Caregivers are an important part of a family and provide assistance to loved ones with activities of daily living and other needs. Many times the caregiver role can be overwhelming, but it is also rewarding. Whether you are just starting out on your caregiving journey or have been caring for someone for a while, it is a good idea to understand all of the options available.
Families can hire a caregiver directly or use a full service home care agency like Assisting Hands. A full service agency screens, interviews and trains their own employees. This option may save families time and money as well as provide peace of mind knowing that the caregiver is fully insured and bonded.
In addition to hiring the right caregiver, a family must consider whether they want to manage payroll taxes and withholdings, or allow the caregiver to be paid as an independent contractor. Many families find this to be a complex and intimidating task, but there are third-party services that can handle the payroll logistics for a small fee. These companies can also educate a family in regards to how and when payments to a caregiver are tax deductible.
Working for a family is an attractive option for independent caregivers because it offers more flexibility and freedom than working as an employee of a home care agency. However, it can be difficult to find and maintain work because the number of jobs a caregiver can take on may be limited by their experience.
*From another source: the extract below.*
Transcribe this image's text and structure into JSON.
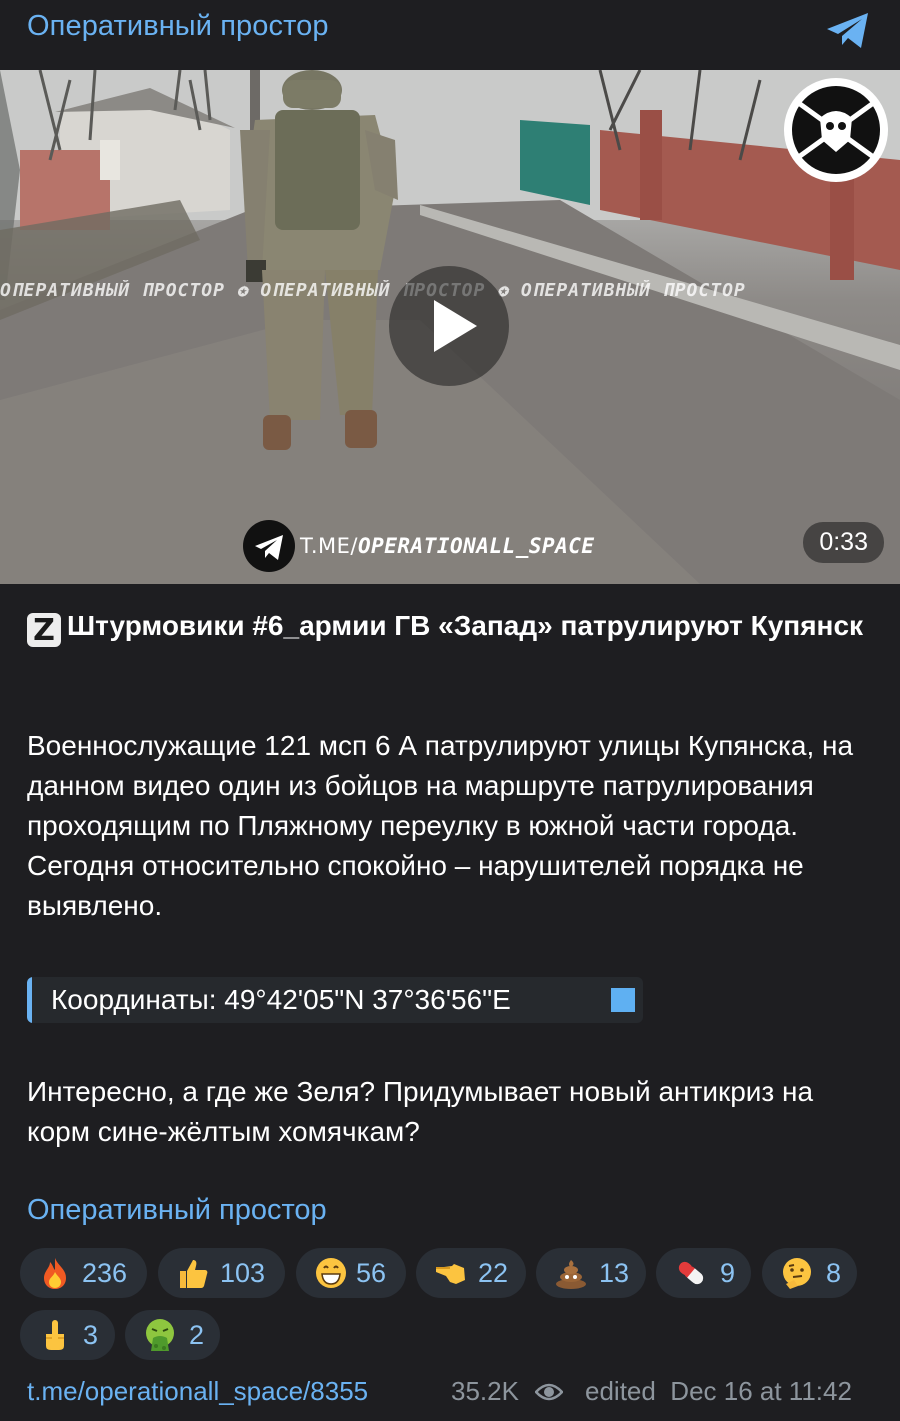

This can be especially challenging if you need to hire help for a short period of time, such as after an accident or surgery.
Some independent caregivers work for more than one family, and this can be a big benefit because it helps them diversify their income. But it can also be a drawback because families can get burned if they don’t have a smooth transition from one caregiver to another. Caregivers can also burn out quickly when they have to switch assignments frequently.
An agency can offer more resources than a private hire because they have people on staff to oversee and review the quality of the caregivers’ work. Typically, there is a registered nurse on staff who can assist with medical needs and a manager that handles the administrative side of the business. Agencies often handle billing and may be able to accept long-term care insurance, Medicare or Medicaid.
Agencies typically cost more than a private hire, but it may be worth it for the added safety and administrative support. Also, the higher pay offered by agencies can attract and retain independent caregivers, who may prefer the security of a steady paycheck rather than relying on the flexibility and financial rewards of working for multiple clients. It is important for families to choose the option that best meets their needs and budget. If you are unsure which option is right for you, ask the agency questions that will best suit your needs. Caregivers agency